Raw onion extract contains organosulfur compounds that prevent aggregation of platelets in human blood plasma and influence onion pungency. An increase in antiplatelet activity has the potential of reducing cardiovascular diseases. Accumulating organosulfur compounds directly influences pyruvic acid concentrations and may determine antiplatelet activity. Organosulfur compounds are volatile and may change concentration during storage. A study was conducted to evaluate antiplatelet activity, pyruvic acid content, and percent solids during cold storage. Two low-pungency lines (8155B and Exhibition) and two high-pungency (W420B and W434B) lines were grown in replicated plots at two Wisconsin locations in 1994 and 1995. Bulbs were evaluated for antiplatelet activity, percent solids, and pyruvic acid content at 40-day intervals after onion harvest. We found significant differences for antiplatelet activity and pyruvic acid content among dates of sampling and lines. Averaged over lines antiplatelet activity increased by 73% and 29% over 160 days in storage during the 1994–95 and 1995–96 storage seasons, respectively. Mean pyruvic acid concentrations increased 27% for the 1994–95 storage season and decreased 27.5% for the 1995–96 storage season. There were no significant changes for solids during storage for both years. These data indicate that antiplatelet activity increases during storage, which may be beneficial for human health. Since onions are often stored for long periods of time before sale, an increase in antiplatelet activity may be an added benefit for this crop.
Sunggil Kim*, Marla Binzel, Sunghun Park, Kil-Sun Yoo, and Leonard Pike
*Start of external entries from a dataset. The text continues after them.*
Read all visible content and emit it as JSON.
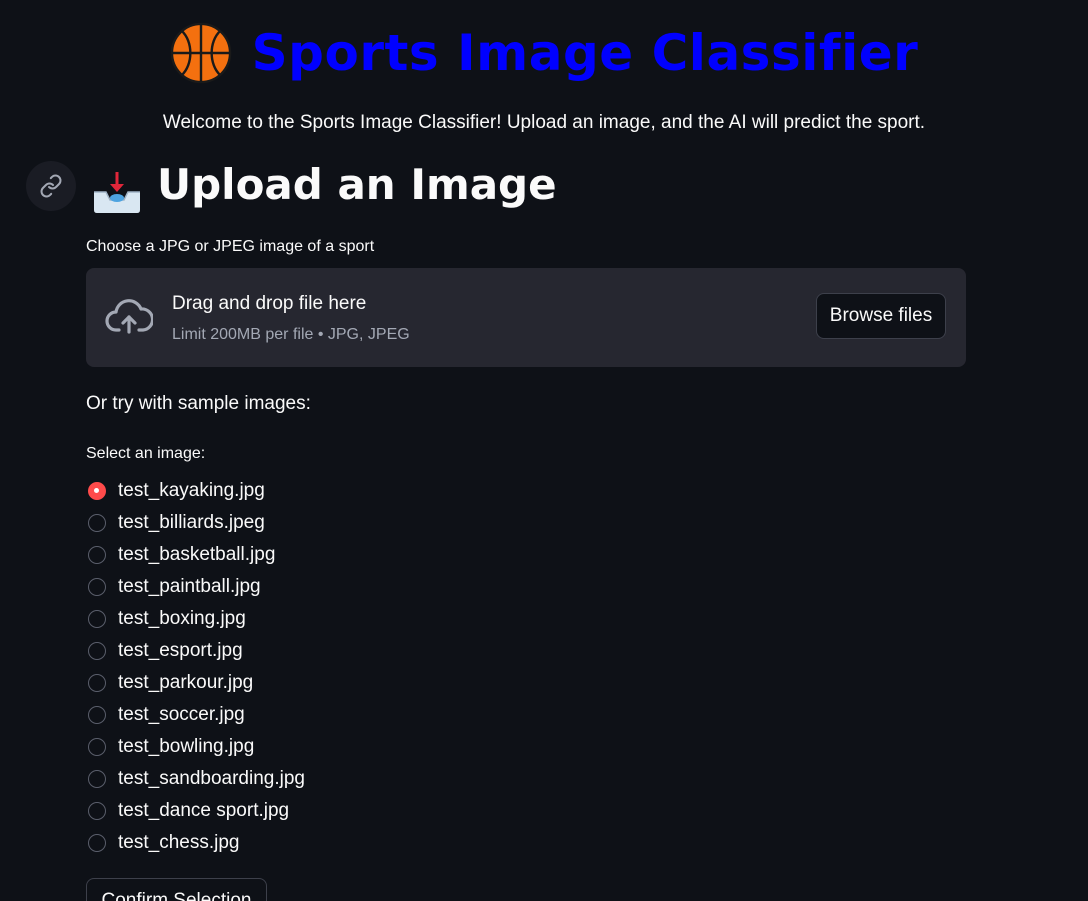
{
  "header": {
    "title": "Sports Image Classifier",
    "title_color": "#0000ff",
    "icon": "basketball-icon",
    "subtitle": "Welcome to the Sports Image Classifier! Upload an image, and the AI will predict the sport."
  },
  "upload_section": {
    "heading": "Upload an Image",
    "heading_icon": "inbox-tray-icon",
    "anchor_icon": "link-icon",
    "file_label": "Choose a JPG or JPEG image of a sport",
    "dropzone": {
      "title": "Drag and drop file here",
      "limit_text": "Limit 200MB per file • JPG, JPEG",
      "icon": "cloud-upload-icon",
      "browse_label": "Browse files"
    }
  },
  "samples": {
    "intro": "Or try with sample images:",
    "select_label": "Select an image:",
    "selected_index": 0,
    "options": [
      "test_kayaking.jpg",
      "test_billiards.jpeg",
      "test_basketball.jpg",
      "test_paintball.jpg",
      "test_boxing.jpg",
      "test_esport.jpg",
      "test_parkour.jpg",
      "test_soccer.jpg",
      "test_bowling.jpg",
      "test_sandboarding.jpg",
      "test_dance sport.jpg",
      "test_chess.jpg"
    ],
    "confirm_label": "Confirm Selection"
  },
  "colors": {
    "background": "#0e1117",
    "accent": "#ff4b4b",
    "dropzone_bg": "#262730"
  }
}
Anthocyanin, one of the flavonoids, is a primary determinant of red color in onions. Inheritance studies indicate that a single gene determines the color difference between yellow and red onions. In order to establish which gene might be responsible for this color difference, full-length cDNAs of five structural genes: chalcone synthase (CHS), flavanone 3-hydroxylase (F3H), dihydroflavonol 4-reductase (DFR), anthocyanidin synthase (ANS), and flavonol synthase (FLS) were cloned using degenerate PCR and RACE (Rapid Amplification of cDNA Ends). RT-PCR was carried out for these five genes to examine differential expression between yellow and red colored bulbs. Accumulation of the DFR gene transcript only occurred in red onions. In F3 populations which originated from the cross between yellow and red parents, DFR transcript was detected only in red F3 lines, not in yellow F3 lines. To design molecular markers for selection of yellow and red DFR alleles, the DFR gene was sequenced from genomic DNA isolated from both types of onions. The genomic DNA sequence revealed the DFR gene consists of six exons and five introns. A PCR-RFLP marker was designed based on 2% polymorphic nucleotide sequence of the DFR gene between yellow and red onions. The co-segregation of markers and red color were observed in F2 segregating populations, supporting the conclusion that color difference in red and yellow onions is likely to be due to the lack of an active DFR gene.